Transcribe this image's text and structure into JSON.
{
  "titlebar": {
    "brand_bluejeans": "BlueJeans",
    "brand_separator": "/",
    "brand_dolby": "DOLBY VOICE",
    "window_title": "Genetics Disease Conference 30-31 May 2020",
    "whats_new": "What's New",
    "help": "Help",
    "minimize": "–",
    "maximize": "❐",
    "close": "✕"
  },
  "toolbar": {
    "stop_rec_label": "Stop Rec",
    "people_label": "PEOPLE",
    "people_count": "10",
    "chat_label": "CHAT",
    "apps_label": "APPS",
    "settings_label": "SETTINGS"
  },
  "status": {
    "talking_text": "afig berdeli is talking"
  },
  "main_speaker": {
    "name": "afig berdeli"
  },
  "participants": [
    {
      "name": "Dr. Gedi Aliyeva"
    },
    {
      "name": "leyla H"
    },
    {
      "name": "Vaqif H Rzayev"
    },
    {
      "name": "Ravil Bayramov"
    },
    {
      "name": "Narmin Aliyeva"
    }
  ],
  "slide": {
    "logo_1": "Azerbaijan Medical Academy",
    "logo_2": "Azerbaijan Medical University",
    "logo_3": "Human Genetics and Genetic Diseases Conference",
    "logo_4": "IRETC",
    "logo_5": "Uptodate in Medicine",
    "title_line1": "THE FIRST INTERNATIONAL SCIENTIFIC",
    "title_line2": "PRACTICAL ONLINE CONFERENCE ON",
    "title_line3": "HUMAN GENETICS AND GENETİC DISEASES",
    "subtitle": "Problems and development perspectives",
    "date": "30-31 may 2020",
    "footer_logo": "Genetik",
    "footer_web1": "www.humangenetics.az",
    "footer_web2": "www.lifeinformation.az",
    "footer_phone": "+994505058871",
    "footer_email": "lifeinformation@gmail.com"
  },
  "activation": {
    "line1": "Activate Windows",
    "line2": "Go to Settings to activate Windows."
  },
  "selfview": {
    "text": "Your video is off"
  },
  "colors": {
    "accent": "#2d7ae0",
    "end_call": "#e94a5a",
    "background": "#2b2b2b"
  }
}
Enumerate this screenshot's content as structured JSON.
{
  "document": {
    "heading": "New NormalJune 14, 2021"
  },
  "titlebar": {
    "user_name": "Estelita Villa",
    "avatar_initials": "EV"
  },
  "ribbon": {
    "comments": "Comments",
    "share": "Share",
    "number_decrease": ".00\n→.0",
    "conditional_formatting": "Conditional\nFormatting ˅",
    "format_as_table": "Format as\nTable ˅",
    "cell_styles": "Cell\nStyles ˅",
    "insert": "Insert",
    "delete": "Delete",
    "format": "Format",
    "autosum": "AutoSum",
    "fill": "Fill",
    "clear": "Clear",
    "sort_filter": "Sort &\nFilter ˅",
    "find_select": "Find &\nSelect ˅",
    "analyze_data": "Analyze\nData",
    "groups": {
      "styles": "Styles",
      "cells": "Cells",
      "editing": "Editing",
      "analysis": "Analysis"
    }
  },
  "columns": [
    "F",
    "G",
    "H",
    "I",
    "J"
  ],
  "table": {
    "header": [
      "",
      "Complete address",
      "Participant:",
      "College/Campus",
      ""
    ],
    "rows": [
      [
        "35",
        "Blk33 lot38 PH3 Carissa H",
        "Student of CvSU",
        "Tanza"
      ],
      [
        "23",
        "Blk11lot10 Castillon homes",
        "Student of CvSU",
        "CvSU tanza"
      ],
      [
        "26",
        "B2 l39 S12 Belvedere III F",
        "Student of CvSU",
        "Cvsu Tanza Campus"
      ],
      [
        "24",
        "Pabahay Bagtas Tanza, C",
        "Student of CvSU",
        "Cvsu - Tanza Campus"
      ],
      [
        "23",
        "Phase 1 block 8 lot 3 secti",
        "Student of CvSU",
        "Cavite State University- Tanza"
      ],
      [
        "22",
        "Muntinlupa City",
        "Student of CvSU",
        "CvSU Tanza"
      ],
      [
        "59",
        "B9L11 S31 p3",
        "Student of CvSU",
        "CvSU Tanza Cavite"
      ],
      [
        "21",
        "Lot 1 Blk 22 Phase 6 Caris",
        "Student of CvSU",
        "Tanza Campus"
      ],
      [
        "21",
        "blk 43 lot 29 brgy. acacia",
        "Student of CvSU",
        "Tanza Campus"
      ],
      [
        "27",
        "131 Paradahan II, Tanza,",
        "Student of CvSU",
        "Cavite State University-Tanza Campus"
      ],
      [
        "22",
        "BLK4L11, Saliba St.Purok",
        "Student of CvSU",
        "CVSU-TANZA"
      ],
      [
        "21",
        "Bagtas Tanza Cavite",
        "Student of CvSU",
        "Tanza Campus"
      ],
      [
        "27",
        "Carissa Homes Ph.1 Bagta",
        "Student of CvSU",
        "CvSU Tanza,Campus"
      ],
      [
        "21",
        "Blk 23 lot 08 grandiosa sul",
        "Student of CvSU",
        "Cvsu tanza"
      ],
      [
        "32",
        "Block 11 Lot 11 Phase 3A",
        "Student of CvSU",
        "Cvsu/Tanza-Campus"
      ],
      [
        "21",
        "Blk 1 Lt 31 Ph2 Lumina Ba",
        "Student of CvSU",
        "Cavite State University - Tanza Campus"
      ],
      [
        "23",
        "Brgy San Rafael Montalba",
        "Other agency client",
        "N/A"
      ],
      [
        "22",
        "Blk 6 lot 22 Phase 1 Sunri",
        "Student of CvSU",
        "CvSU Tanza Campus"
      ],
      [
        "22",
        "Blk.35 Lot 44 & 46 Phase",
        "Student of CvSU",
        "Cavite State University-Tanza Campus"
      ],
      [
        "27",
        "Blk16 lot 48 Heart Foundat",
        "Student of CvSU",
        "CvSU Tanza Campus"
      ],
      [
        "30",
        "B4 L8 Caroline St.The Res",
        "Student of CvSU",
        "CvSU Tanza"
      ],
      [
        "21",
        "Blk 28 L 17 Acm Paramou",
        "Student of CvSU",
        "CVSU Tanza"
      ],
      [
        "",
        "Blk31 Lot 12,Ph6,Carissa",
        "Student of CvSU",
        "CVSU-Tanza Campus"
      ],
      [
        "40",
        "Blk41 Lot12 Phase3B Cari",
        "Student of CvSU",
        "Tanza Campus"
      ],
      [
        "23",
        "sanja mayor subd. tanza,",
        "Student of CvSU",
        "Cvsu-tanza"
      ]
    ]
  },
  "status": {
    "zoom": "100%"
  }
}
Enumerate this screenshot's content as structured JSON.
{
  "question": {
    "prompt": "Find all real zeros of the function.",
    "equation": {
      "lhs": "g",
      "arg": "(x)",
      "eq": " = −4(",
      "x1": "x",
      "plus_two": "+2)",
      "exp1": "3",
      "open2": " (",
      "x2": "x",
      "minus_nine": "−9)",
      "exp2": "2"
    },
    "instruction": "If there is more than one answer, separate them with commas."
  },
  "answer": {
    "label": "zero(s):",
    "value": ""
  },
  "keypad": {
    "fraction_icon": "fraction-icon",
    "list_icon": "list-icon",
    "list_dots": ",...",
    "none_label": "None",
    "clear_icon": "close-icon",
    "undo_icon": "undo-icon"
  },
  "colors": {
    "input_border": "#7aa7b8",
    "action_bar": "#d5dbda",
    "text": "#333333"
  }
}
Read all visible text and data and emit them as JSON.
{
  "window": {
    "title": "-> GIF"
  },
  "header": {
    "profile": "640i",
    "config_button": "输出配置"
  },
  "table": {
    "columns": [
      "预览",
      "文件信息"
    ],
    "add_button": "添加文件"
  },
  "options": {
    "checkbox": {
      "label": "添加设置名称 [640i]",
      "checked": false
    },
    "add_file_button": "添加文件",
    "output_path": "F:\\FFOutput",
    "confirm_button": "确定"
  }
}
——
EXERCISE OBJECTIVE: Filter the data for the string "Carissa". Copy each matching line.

YOUR SOLUTION:
        "Blk33 lot38 PH3 Carissa H",
        "Carissa Homes Ph.1 Bagta",
        "Blk31 Lot 12,Ph6,Carissa",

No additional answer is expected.